Assignment Objective and Overview
For your second major writing assignment, you will explore how communication is structured by the communities it takes place within. In "The Concept of Discourse Community," John
Swales proposes six defining characteristics of discourse communities:
A discourse community has a broadly agreed set of common public goals.
A discourse community has mechanisms of intercommunication among its members.
A discourse community uses its participatory mechanisms primarily to provide information and feedback.
A discourse community utilizes and hence possesses one or more genres in the communicative furtherance of its aims.
In addition to owning genres, a discourse community has acquired some specific lexis.
A discourse community has a threshold level of members with a suitable degree of relevant content and discoursal expertise. (pp. 471-473)
You will explore these elements of discourse communities as they relate to the communication within a particular group. You will begin by observing the writing and communication practices of either a course in your major or an organization/business that aligns with your career aspirations. After observing this discourse community in action, you will interview both experienced and entry-level members of the community and collect artifacts that represent the kinds of writing they do. Your analysis of these observations, interviews, and artifacts will take the form of a 5-7 page paper in which you consider the extent to which this community does or does not qualify as a discourse community.
When selecting your community, consider the requirements and options listed below:
Locate a class in your potential major that interests you and fits your schedule. This can be done using GoldMine.
Contact the professor of the class, briefly explain your project, ask permission to attend 1-2 sessions of the class you have chosen, and set up an interview for after your planned observation dates. Observe members of the community during a shared activity (such as during class, in a study group, etc.); take detailed notes of how they interact (what are they doing? what kinds of things do they say? what do they write? how do you know who is ‘in’ and who is ‘out’?).
Request an interview with at least one student enrolled in the class.
Record and/or take notes during interviews with the professor and student (you can base your interview questions on the “Guide to Discussion Section” at the end of these instructions).
Collect writing artifacts produced in the community. The professor and student can most likely help with this. Consider requesting in-class materials, anonymous student work, etc. during your interviews.
Here are a few examples of possible artifacts: o emails, tests, assignment instructions, discussion posts, Powerpoints or other visual presentations, written assignments/drafts, scholarly articles, CVs
Locate a business or organization related to your future career aspirations.
Contact an upper level supervisor of this business or organization, briefly explain your project, ask permission to observe people on the job for 1-3 hours, and set up an interview for after your planned observation dates.
Observe members of the community during a shared activity; take detailed notes of how they interact (what are they doing? what kinds of things do they say? what do they write? how do you know who is ‘in’ and who is ‘out’?).

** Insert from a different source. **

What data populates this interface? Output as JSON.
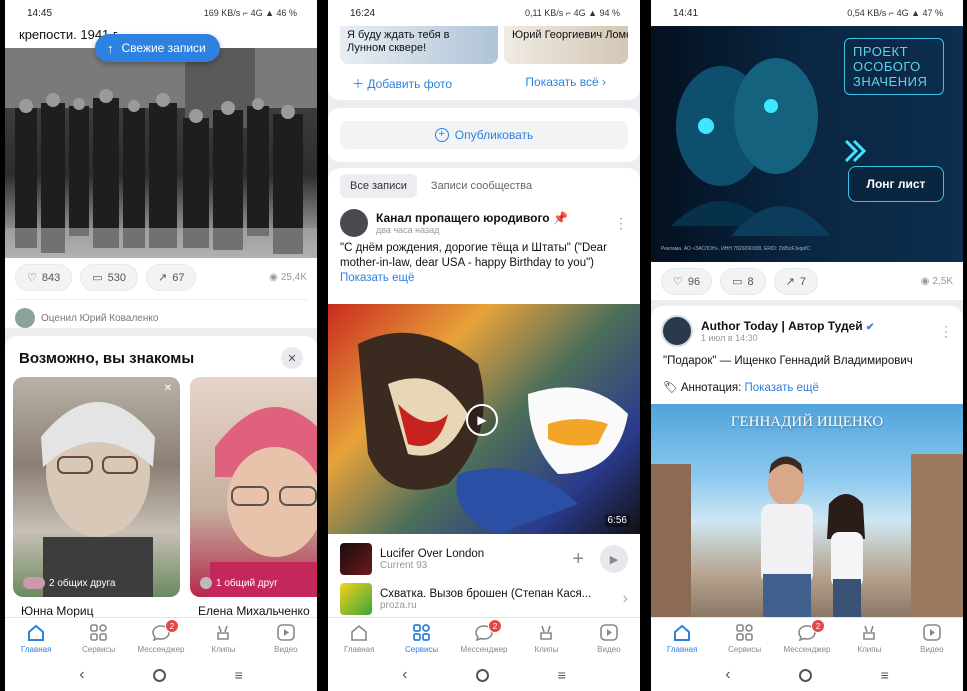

Request an interview with at least one entry-level employee in the organization.
Record and/or take notes during interviews with the supervisor and lower-level employee (you can base your interview questions on the “Guide to Discussion Section” at the end of these instructions). Collect writing artifacts produced in the community. The supervisor or employee can most likely help with this. Here are a few examples of possible…